The Employee Retirement Income Security Act (ERISA) protects Americans saving for retirement by setting standards for private-sector employer-sponsored plans. Enforced by the U.S. Labor Department, IRS, and PBGC, ERISA ensures plan transparency, fiduciary responsibility, and participant rights.

ERISA requires detailed plan information be provided to participants and mandates acting in employees’ best interests. It covers most private sector retirement benefits like 401(k)s and pensions, safeguarding assets from loss or mismanagement.

Plan administrators under ERISA must act prudently, provide investment details to employees, and face accountability standards. ERISA plans may shield assets from creditors in bankruptcy but can be subject to court orders related to divorce or federal tax enforcement.

ERISA excludes government and church plans; not all 401(k) plans are covered. Employers offering retirement plans must comply with ERISA regulations to protect employee interests and ensure plan viability.
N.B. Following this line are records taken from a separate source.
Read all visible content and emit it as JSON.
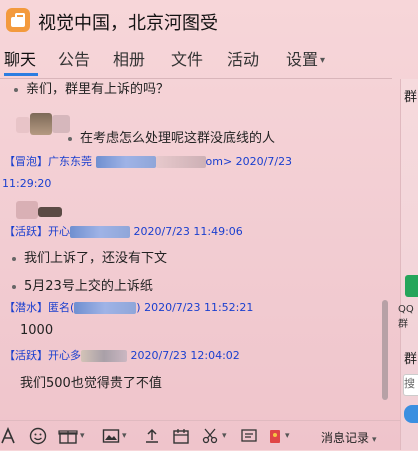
{
  "window": {
    "title": "视觉中国，北京河图受"
  },
  "tabs": [
    "聊天",
    "公告",
    "相册",
    "文件",
    "活动",
    "设置"
  ],
  "messages": [
    {
      "text": "亲们，群里有上诉的吗？"
    },
    {
      "text": "在考虑怎么处理呢这群没底线的人"
    },
    {
      "meta": "【冒泡】广东东莞 ",
      "meta2": "om> 2020/7/23",
      "meta3": "11:29:20"
    },
    {
      "meta": "【活跃】开心",
      "meta2": "2020/7/23 11:49:06"
    },
    {
      "text": "我们上诉了，还没有下文"
    },
    {
      "text": "5月23号上交的上诉纸"
    },
    {
      "meta": "【潜水】匿名(",
      "meta2": ") 2020/7/23 11:52:21"
    },
    {
      "text": "1000"
    },
    {
      "meta": "【活跃】开心多",
      "meta2": "2020/7/23 12:04:02"
    },
    {
      "text": "我们500也觉得贵了不值"
    }
  ],
  "right_panel": {
    "label1": "群",
    "label2": "群",
    "qq": "QQ群",
    "input": "搜"
  },
  "toolbar": {
    "history": "消息记录"
  },
  "colors": {
    "accent": "#2b7de1",
    "meta": "#1a3fcf"
  }
}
ERISA was enacted in 1974 and has since undergone several amendments to strengthen its protections for workers. One such amendment is the Pension Protection Act of 2006, which introduced measures to increase transparency and accountability within retirement plans.

Under ERISA, employees have the right to receive important information about their retirement plan, including plan documents, annual reports, and a summary of plan benefits. This allows employees to have a better understanding of their retirement savings and make informed decisions.

One key aspect of ERISA is the fiduciary responsibility requirement. Plan fiduciaries, such as employers and plan administrators, must act in the best interests of plan participants and beneficiaries. This means making decisions that are solely for the benefit of employees’ retirement savings and not influenced by personal interests.

In addition to mandating transparency and fiduciary responsibility, ERISA also provides protections for plan participants in the case of employer bankruptcy. Under ERISA, retirement plan assets are protected from creditors in bankruptcy proceedings, helping to safeguard employees’ hard-earned savings.

However, it’s important to note that ERISA does allow for certain exceptions. For example, a court may issue a qualified domestic relations order (QDRO) for the division of retirement assets in the case of divorce. And if an employer fails to meet their obligations under ERISA, the federal government can step in and enforce corrective action.

Overall, ERISA plays a crucial role in protecting Americans’ retirement savings by ensuring that employers offering retirement plans. Employees in non-ERISA retirement plans should take extra care when selecting investments and carefully consider the costs of the plan.

Related Articles

Back to top button